I think while they all want ideas to save money, the better focus is on efficiency. If we can help lower the total overall cost of delivering a particular well, that clearly helps us and the operator. For example, we have recently been utilizing our Noble NEXT Center to take the “drill the well on paper” idea to the next level. Using the technology, we are drilling “virtual wells” to assist in well execution strategies. So yes, I’d say our customers are open to innovation, and we see it as a way to add value going forward.
Would you say there’s a little bit more visibility into the future now than there was a year ago?
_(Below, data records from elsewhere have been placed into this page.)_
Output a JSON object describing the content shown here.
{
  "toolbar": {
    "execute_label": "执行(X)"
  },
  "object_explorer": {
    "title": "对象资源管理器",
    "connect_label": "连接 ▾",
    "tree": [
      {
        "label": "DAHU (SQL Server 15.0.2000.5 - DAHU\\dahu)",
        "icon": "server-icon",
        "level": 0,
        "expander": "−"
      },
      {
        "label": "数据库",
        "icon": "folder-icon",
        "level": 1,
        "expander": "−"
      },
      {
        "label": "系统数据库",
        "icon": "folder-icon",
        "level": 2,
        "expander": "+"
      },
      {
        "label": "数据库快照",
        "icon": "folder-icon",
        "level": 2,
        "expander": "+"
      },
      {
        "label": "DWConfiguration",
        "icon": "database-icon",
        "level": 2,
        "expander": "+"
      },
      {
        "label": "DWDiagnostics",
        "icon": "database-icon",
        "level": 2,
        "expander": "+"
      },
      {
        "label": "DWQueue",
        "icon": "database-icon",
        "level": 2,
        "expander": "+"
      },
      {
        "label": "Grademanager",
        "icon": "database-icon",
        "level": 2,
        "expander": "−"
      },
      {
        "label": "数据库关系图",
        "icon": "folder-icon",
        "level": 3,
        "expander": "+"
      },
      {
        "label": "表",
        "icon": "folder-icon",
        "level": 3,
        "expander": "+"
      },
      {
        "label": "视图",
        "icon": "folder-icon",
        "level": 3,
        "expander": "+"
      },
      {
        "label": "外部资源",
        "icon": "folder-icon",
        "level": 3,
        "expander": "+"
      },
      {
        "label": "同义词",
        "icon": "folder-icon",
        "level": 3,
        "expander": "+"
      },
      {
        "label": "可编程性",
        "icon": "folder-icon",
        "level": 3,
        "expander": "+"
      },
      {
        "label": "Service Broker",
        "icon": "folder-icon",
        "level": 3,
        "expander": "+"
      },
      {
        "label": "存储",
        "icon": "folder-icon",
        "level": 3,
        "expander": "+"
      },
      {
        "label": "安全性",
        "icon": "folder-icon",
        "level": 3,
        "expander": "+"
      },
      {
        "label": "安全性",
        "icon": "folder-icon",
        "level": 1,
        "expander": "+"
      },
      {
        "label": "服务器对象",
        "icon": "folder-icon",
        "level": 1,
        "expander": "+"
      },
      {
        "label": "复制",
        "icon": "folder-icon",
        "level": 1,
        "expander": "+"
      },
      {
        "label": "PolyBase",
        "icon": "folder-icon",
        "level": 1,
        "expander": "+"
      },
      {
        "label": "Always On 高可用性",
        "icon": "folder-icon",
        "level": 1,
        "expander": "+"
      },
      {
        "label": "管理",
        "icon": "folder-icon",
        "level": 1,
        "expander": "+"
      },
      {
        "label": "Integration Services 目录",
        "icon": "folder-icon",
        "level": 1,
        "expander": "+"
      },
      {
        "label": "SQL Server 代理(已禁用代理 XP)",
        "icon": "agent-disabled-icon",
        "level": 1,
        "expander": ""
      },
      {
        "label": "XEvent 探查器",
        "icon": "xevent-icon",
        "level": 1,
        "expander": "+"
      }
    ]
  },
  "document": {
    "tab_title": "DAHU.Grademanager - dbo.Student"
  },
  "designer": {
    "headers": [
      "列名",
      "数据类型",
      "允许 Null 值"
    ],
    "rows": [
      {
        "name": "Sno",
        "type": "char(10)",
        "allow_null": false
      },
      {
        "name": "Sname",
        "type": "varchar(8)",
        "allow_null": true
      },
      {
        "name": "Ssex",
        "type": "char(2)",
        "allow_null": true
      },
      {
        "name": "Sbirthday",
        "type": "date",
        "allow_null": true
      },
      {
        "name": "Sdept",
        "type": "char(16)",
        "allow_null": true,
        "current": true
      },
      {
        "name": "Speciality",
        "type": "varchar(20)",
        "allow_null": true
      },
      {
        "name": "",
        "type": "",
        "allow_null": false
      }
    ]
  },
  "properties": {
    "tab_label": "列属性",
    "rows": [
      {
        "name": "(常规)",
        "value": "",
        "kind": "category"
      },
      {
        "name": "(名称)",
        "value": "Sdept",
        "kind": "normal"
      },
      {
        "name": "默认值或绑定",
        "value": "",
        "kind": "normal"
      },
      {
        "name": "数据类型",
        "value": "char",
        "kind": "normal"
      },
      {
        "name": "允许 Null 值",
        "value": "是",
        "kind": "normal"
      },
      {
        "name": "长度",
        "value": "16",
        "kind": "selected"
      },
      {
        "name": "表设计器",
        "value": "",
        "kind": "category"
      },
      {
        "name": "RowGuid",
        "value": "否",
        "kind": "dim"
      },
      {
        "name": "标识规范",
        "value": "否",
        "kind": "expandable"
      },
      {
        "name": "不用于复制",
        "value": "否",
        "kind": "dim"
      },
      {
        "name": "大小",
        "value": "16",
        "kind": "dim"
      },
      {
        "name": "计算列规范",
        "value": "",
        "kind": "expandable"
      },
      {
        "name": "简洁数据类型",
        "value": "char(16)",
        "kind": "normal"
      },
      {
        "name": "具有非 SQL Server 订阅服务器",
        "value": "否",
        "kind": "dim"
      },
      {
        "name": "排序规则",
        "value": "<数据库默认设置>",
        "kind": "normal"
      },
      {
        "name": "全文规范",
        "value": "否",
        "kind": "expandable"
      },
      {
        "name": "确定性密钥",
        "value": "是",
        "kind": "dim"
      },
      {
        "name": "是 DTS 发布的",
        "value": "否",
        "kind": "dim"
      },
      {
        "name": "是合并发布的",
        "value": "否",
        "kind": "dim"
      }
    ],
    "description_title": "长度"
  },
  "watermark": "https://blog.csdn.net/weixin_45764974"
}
I don’t think any of us really knows when the offshore market will turn positive. There are certain realities about national oil companies that have a need to produce for the greater good of their particular enterprise. There are also major oil companies that have a need to share capital with their shareholders. The fact of the matter is that the oil companies really can’t make money unless they’re discovering oil or gas and replacing reserves.
This reality means that they have to drill at some point and won’t be sitting on the sidelines indefinitely.
The bottom line is that 2016 is likely to be another tough year for the industry. The rate of growth of spending really peaked in about 2011 or 2012, and it’s been coming down. It didn’t go down in real dollars until 2014 or 2015, and I would expect 2016 spending will be down further. That said, most operators are playing their cards close to their vests. If capital spending is flat relative to 2015, you’ll see more wells drilled because the cost base will be lower. Assuming some level of crude oil price support and stability, we could anticipate demand in 2017 could flatten out and start moving toward a more positive outlook.
Drilling contractors have built very modern and advanced rigs in recent years. Will the technologies on these rigs carry us through until the next newbuild cycle, whenever that may be?
Drilling technology hasn’t functionally changed a lot on the rig. It’s still a derrick with a mechanism to rotate pipe and put mud in the hole for mechanical purposes to make the wellbore stable and carry cuttings up. We have better volumes, we have better weights, and we have more efficient equipment. With the rigs we just delivered, we have 2.5 million-lb load paths. The rigs that we’ve built have some of the latest technology out there and can certainly meet drilling needs for the next 15-20 years. I have no concerns about that at all.
So you don’t think major step-changes might come out of this downturn?
There may be, but I think the technologies are in the well and not on the rig. I don’t see anything that’s going to turn water into wine for us from a drilling contractor perspective, or anything that’s going to make our rigs obsolete. There may be some better downhole technologies or better production technologies to increase the recovery of reserves.
What about changes in the fundamental business model of the industry?
This business model is tried and true, and drilling efficiency is what’s going to drive this thing through. Frankly, I don’t see any large breakthroughs in how we price our services. We collaborate as much as we can operationally with our customers, but the fact of the matter is that we have different shareholders and different drivers than they do. We’re in similar parts of a larger industry, but we’re different companies in different businesses.
We want to collaborate, but I don’t know that I see a change in the business model that makes a lot of sense. Some people are saying the service industry is taking too much of the cash out of the business. The flip side of that is operators want us to do things that we couldn’t do with older rigs. So when we built rigs that would do what they want them to, there’s a cost associated with that.
It’s a balance. Their shareholders need to get a decent return, and so do ours. That’s one of the fine lines you walk in this business.
What is your long-term outlook for this industry?
The world runs on oil and gas. No matter how much politicians spend on alternatives and renewables, the world runs on oil and gas, and the developing world runs on oil and gas. The future of our business is very secure. DC